Return each record shown below exactly, with none omitted.

─── RECORDS FOR THIS TASK ───

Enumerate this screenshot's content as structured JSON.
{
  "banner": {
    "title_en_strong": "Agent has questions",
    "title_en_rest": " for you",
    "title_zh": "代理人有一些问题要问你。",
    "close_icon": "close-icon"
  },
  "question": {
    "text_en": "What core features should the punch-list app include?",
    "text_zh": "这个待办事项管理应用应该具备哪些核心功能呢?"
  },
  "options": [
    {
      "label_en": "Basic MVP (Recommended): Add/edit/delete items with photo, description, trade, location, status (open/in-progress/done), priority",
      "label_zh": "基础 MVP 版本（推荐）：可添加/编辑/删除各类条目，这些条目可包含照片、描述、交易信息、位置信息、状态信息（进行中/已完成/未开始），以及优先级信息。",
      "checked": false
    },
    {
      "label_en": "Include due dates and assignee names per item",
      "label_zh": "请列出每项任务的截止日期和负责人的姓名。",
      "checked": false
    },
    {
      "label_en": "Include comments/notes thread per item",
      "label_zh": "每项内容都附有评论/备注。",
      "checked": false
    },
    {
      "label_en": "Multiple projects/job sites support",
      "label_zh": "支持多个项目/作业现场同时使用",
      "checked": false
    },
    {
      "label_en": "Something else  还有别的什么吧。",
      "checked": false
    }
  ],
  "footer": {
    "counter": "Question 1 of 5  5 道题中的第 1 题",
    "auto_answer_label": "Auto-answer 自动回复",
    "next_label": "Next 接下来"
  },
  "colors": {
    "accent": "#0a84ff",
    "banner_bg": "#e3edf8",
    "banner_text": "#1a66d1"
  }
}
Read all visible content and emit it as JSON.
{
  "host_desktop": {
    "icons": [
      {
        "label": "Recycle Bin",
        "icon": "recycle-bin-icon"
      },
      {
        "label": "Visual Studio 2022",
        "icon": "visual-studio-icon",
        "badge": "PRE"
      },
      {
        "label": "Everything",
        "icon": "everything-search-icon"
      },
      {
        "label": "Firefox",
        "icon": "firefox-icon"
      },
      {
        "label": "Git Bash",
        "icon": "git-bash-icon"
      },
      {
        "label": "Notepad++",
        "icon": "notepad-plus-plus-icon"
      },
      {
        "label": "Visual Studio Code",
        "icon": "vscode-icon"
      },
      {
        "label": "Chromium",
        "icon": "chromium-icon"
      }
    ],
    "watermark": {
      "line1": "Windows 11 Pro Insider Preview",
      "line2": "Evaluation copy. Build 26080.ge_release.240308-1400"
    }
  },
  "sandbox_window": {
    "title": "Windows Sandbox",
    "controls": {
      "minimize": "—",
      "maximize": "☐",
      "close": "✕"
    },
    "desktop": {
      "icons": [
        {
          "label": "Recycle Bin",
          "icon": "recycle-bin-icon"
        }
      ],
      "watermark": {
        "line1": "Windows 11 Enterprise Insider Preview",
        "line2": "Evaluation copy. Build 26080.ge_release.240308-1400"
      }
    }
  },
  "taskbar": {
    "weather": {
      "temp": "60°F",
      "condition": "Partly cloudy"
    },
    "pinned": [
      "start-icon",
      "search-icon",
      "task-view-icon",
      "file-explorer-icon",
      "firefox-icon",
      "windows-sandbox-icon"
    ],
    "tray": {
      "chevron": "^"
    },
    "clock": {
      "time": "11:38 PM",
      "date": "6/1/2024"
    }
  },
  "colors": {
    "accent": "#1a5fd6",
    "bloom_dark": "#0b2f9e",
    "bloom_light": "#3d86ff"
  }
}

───

**ANSWER BOX**
Enumerate this screenshot's content as structured JSON.
{
  "banner": {
    "title_en_strong": "Agent has questions",
    "title_en_rest": " for you",
    "title_zh": "代理人有一些问题要问你。",
    "close_icon": "close-icon"
  },
  "question": {
    "text_en": "What core features should the punch-list app include?",
    "text_zh": "这个待办事项管理应用应该具备哪些核心功能呢?"
  },
  "options": [
    {
      "label_en": "Basic MVP (Recommended): Add/edit/delete items with photo, description, trade, location, status (open/in-progress/done), priority",
      "label_zh": "基础 MVP 版本（推荐）：可添加/编辑/删除各类条目，这些条目可包含照片、描述、交易信息、位置信息、状态信息（进行中/已完成/未开始），以及优先级信息。",
      "checked": false
    },
    {
      "label_en": "Include due dates and assignee names per item",
      "label_zh": "请列出每项任务的截止日期和负责人的姓名。",
      "checked": false
    },
    {
      "label_en": "Include comments/notes thread per item",
      "label_zh": "每项内容都附有评论/备注。",
      "checked": false
    },
    {
      "label_en": "Multiple projects/job sites support",
      "label_zh": "支持多个项目/作业现场同时使用",
      "checked": false
    },
    {
      "label_en": "Something else  还有别的什么吧。",
      "checked": false
    }
  ],
  "footer": {
    "counter": "Question 1 of 5  5 道题中的第 1 题",
    "auto_answer_label": "Auto-answer 自动回复",
    "next_label": "Next 接下来"
  },
  "colors": {
    "accent": "#0a84ff",
    "banner_bg": "#e3edf8",
    "banner_text": "#1a66d1"
  }
}
Read all visible content and emit it as JSON.
{
  "host_desktop": {
    "icons": [
      {
        "label": "Recycle Bin",
        "icon": "recycle-bin-icon"
      },
      {
        "label": "Visual Studio 2022",
        "icon": "visual-studio-icon",
        "badge": "PRE"
      },
      {
        "label": "Everything",
        "icon": "everything-search-icon"
      },
      {
        "label": "Firefox",
        "icon": "firefox-icon"
      },
      {
        "label": "Git Bash",
        "icon": "git-bash-icon"
      },
      {
        "label": "Notepad++",
        "icon": "notepad-plus-plus-icon"
      },
      {
        "label": "Visual Studio Code",
        "icon": "vscode-icon"
      },
      {
        "label": "Chromium",
        "icon": "chromium-icon"
      }
    ],
    "watermark": {
      "line1": "Windows 11 Pro Insider Preview",
      "line2": "Evaluation copy. Build 26080.ge_release.240308-1400"
    }
  },
  "sandbox_window": {
    "title": "Windows Sandbox",
    "controls": {
      "minimize": "—",
      "maximize": "☐",
      "close": "✕"
    },
    "desktop": {
      "icons": [
        {
          "label": "Recycle Bin",
          "icon": "recycle-bin-icon"
        }
      ],
      "watermark": {
        "line1": "Windows 11 Enterprise Insider Preview",
        "line2": "Evaluation copy. Build 26080.ge_release.240308-1400"
      }
    }
  },
  "taskbar": {
    "weather": {
      "temp": "60°F",
      "condition": "Partly cloudy"
    },
    "pinned": [
      "start-icon",
      "search-icon",
      "task-view-icon",
      "file-explorer-icon",
      "firefox-icon",
      "windows-sandbox-icon"
    ],
    "tray": {
      "chevron": "^"
    },
    "clock": {
      "time": "11:38 PM",
      "date": "6/1/2024"
    }
  },
  "colors": {
    "accent": "#1a5fd6",
    "bloom_dark": "#0b2f9e",
    "bloom_light": "#3d86ff"
  }
}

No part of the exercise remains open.